(Mark Hammond original posting was caused but such a situation):
for that there is no clear workaround: I repeat
if we want 2 as return value it's a mess (the problem could end up being
more perfomance than complexity, altough simple impl is a long-run win).
Developing special rules is also not that simple: just put an y = 9
before the exec, what is expected then? This promises lot of confusion.
- I'm not a partisan of this, but if we want to able
to "choose to ignore" lexical scoping, we will need to make
its activation explicit.
but this has been discarded, so no story...
Implicit scoping semantic has been changed and now we just have to convince
ourself that this is a win, and there is no big code breakage (this is very
likely, without irony)
and that transforming working code (I'm referring to code using 'exec's not
import *) in invalid code is just natural language evolution
that users will understand <wink>.
We can make the transition more smooth:
> >IMO breaking code would be ok if we issue warnings today and implement
> >nested scopes issuing errors tomorrow. But this is simply a statement
> >about principles and raised impression.
> Agreed. So maybe that's the best solution: pull nested scopes from
> 2.1 and add a warning for from...import (and exec?) inside a function
> using nested scopes, and only add nested scopes in 2.2, after everyone
> has had 6 months or a year to fix their code.
But the problem with exec will remain.

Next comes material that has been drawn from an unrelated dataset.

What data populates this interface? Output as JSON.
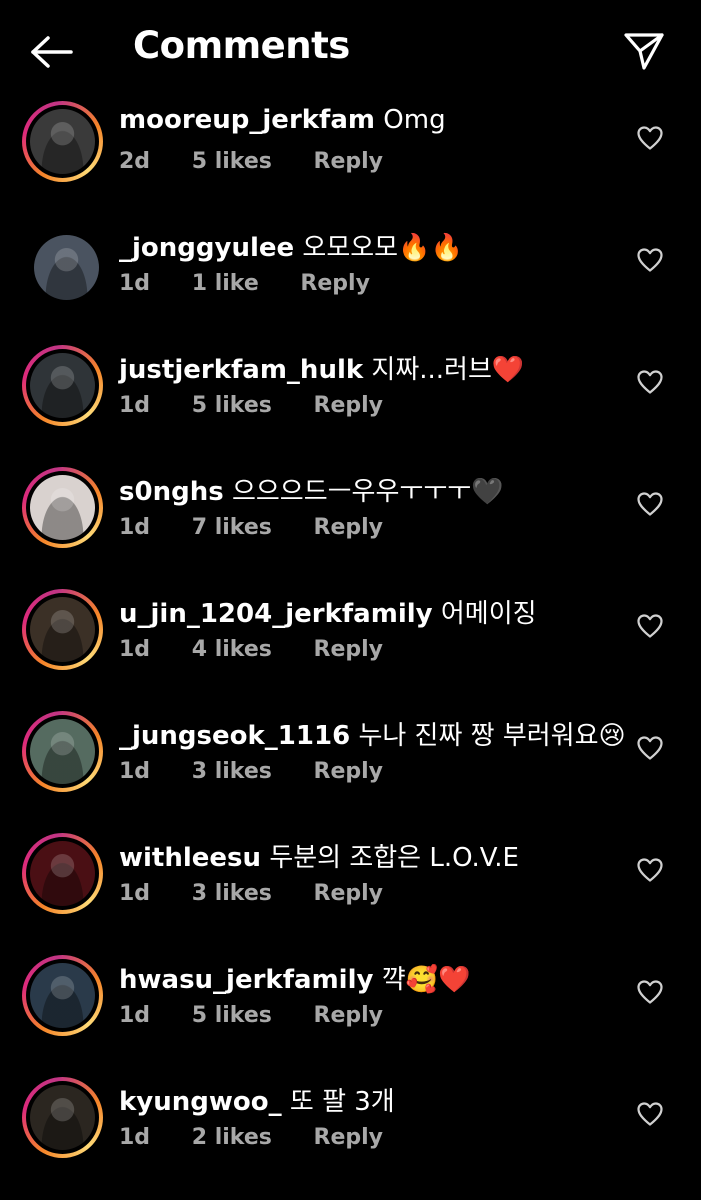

PS: to be honest the actual impl of nested scope is fine for me from the
viewpoint of the guy that should implement that for jython ;).